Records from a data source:
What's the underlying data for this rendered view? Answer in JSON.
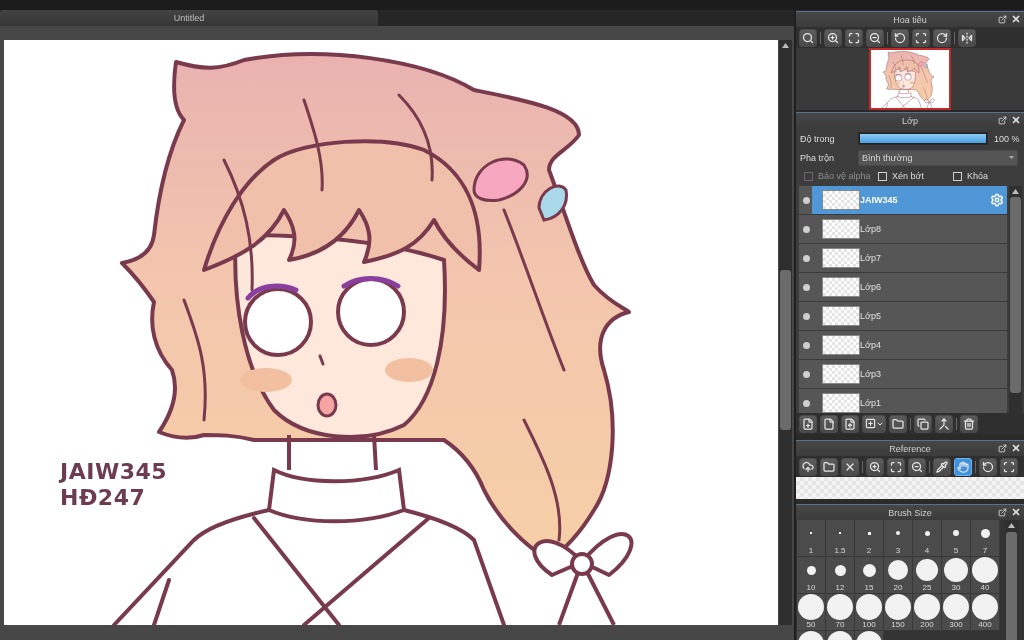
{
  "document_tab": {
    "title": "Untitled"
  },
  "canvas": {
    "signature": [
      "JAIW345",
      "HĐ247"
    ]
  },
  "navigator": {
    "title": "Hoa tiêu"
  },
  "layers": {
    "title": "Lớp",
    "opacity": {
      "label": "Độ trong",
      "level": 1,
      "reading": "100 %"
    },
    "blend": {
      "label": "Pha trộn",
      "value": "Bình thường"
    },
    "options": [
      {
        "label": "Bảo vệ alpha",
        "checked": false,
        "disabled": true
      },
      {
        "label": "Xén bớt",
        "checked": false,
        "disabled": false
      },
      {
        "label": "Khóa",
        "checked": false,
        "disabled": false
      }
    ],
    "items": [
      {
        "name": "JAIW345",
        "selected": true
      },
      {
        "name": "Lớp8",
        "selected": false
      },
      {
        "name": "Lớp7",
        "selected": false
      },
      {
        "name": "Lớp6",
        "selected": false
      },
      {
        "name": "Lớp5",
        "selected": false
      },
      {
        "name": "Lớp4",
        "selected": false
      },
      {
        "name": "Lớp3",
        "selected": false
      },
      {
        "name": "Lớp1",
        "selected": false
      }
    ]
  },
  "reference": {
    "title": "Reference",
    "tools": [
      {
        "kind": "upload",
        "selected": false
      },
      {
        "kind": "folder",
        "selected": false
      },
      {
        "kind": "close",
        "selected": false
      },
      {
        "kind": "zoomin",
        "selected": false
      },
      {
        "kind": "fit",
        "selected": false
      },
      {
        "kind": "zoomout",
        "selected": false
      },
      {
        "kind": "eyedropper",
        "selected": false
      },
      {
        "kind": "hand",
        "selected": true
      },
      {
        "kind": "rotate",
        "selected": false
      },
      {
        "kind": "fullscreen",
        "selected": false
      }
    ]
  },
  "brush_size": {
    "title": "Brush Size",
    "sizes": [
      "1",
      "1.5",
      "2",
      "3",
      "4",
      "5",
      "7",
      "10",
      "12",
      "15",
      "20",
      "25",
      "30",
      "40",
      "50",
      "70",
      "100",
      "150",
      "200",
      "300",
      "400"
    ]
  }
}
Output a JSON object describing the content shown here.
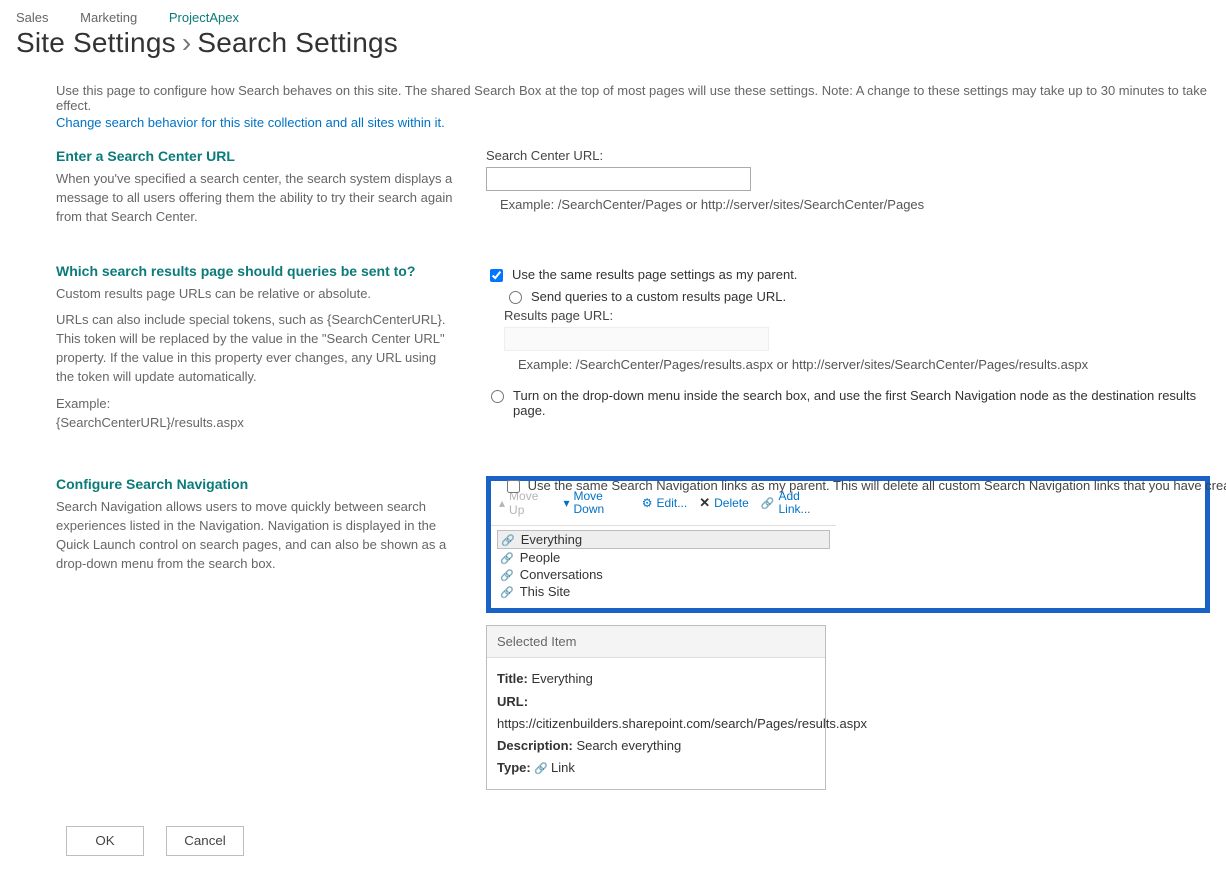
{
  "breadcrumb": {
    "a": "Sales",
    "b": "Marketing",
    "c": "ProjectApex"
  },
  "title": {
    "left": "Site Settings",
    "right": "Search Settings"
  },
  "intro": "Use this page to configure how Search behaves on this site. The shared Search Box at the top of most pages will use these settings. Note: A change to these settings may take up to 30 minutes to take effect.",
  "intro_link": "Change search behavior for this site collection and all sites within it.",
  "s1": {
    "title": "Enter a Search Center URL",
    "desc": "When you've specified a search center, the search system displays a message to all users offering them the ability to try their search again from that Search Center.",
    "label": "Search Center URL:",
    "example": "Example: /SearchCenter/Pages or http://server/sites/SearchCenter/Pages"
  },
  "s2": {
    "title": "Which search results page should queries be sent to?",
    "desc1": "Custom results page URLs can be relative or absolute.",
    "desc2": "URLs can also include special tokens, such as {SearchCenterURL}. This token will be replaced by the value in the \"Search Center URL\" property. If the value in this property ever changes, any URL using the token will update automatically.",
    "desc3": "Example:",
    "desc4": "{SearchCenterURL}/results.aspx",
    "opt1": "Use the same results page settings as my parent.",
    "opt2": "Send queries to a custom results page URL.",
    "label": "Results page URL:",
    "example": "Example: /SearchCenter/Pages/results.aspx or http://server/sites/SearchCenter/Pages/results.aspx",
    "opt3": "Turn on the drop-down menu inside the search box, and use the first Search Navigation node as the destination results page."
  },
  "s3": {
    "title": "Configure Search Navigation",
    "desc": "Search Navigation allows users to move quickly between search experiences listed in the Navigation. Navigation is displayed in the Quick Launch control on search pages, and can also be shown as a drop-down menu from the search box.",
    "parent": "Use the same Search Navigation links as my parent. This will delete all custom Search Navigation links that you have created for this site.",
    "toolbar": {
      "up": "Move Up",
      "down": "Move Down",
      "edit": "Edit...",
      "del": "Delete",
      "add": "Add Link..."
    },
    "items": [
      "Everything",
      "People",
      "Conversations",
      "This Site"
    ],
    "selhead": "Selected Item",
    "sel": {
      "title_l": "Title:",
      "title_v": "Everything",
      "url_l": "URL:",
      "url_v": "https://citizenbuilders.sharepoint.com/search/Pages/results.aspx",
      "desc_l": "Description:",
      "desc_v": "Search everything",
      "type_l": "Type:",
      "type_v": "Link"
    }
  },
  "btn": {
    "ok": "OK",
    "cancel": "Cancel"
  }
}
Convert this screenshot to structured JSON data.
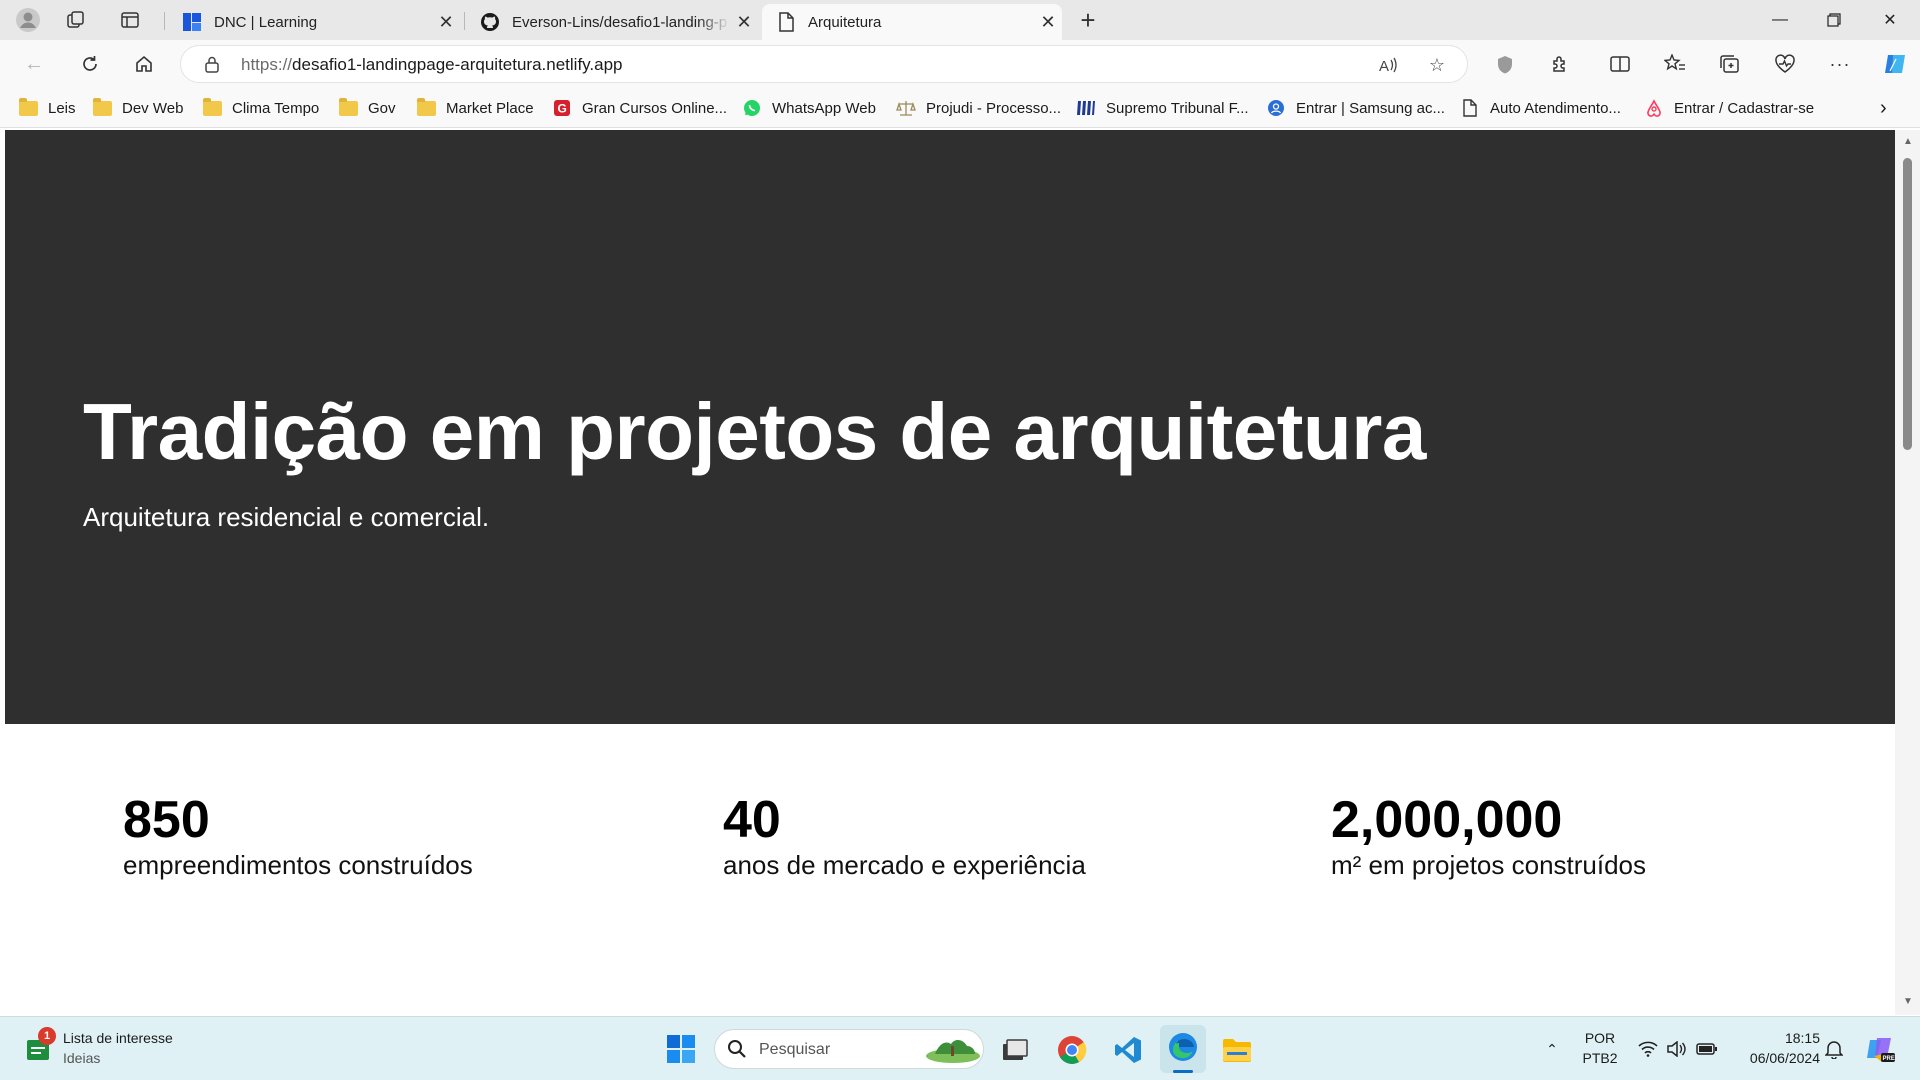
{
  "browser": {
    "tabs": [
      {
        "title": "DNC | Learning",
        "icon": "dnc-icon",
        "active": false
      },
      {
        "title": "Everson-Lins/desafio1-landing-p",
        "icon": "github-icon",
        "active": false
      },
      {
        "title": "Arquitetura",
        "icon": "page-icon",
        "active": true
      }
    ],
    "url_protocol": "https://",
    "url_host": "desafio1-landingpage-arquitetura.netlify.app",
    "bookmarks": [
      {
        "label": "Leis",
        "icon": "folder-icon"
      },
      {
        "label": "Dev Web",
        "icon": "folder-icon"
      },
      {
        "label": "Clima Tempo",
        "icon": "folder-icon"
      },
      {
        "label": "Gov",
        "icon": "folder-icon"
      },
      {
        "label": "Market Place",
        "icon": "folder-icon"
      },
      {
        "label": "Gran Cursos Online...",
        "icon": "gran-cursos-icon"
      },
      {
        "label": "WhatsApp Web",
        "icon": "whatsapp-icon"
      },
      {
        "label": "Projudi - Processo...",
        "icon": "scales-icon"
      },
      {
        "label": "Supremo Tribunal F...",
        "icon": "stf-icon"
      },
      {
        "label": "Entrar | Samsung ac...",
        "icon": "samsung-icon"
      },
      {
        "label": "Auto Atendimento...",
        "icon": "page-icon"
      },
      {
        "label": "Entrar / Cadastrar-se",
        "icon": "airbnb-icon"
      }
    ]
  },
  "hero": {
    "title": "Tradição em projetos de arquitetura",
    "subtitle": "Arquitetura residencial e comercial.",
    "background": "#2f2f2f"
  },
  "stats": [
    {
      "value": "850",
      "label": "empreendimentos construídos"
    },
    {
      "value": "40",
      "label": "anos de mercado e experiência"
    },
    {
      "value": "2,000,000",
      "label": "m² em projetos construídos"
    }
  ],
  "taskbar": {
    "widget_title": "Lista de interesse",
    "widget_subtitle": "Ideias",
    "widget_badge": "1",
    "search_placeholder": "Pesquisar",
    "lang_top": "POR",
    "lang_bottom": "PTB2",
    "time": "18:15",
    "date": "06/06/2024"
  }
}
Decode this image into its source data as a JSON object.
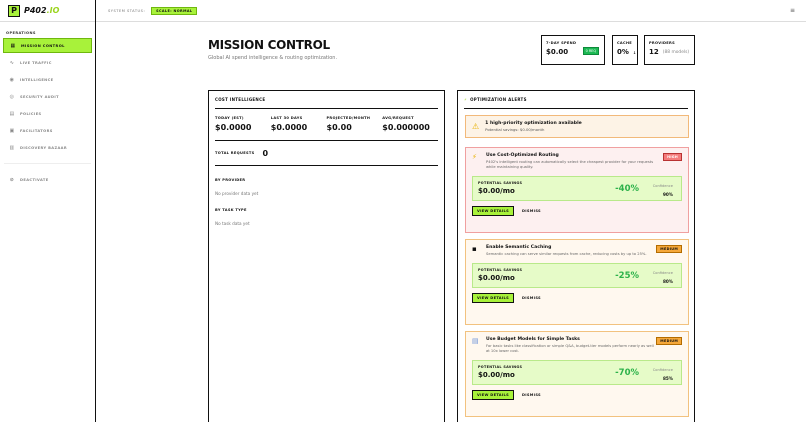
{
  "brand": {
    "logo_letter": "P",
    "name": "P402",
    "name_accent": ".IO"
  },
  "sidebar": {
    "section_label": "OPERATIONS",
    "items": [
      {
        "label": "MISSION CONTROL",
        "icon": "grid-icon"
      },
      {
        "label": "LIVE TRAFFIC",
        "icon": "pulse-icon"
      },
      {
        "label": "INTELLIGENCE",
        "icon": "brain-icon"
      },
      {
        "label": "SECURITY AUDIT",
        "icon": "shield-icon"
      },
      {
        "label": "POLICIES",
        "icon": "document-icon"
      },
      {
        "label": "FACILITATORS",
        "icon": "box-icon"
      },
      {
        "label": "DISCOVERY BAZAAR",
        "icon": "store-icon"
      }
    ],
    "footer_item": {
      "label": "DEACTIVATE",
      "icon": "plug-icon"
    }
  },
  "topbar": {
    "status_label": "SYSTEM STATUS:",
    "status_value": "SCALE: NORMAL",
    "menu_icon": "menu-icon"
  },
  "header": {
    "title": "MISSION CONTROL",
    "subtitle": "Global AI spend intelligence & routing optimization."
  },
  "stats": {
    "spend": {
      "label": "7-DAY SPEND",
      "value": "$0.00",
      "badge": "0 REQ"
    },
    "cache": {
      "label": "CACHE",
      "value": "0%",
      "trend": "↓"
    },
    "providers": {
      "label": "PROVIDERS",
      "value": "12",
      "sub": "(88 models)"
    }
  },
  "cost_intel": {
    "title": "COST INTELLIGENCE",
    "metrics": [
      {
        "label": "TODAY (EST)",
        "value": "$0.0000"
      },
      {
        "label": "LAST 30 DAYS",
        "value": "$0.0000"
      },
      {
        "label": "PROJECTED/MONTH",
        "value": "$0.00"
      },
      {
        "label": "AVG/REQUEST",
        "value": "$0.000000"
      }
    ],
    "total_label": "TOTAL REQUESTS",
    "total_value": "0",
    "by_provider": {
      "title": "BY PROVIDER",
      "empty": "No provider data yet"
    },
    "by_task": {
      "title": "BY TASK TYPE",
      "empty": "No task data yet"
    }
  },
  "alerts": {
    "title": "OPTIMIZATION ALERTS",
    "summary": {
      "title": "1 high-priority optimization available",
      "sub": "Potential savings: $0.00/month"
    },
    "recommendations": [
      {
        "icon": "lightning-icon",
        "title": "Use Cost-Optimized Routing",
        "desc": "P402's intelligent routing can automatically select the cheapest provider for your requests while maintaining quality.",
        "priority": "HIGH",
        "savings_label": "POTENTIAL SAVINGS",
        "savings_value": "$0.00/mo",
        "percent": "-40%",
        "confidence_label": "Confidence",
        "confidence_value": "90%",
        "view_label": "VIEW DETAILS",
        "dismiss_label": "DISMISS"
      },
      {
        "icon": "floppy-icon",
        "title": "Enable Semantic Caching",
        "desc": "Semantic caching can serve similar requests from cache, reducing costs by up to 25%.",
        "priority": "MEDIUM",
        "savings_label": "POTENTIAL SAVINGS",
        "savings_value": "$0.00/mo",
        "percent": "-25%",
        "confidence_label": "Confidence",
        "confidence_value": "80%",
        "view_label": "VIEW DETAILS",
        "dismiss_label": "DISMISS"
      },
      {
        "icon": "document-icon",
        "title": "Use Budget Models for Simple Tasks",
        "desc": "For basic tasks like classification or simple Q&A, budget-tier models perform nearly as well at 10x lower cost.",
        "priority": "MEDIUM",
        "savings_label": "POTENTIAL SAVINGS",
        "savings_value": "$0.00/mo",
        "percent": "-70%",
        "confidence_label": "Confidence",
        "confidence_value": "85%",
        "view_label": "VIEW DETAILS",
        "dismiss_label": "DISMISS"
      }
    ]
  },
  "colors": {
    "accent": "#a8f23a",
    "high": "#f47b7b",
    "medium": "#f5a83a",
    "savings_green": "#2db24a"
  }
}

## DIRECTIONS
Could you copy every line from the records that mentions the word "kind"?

## RESULT OF THIS EXERCISE
        "kind": "upload",
        "kind": "folder",
        "kind": "close",
        "kind": "zoomin",
        "kind": "fit",
        "kind": "zoomout",
        "kind": "eyedropper",
        "kind": "hand",
        "kind": "rotate",
        "kind": "fullscreen",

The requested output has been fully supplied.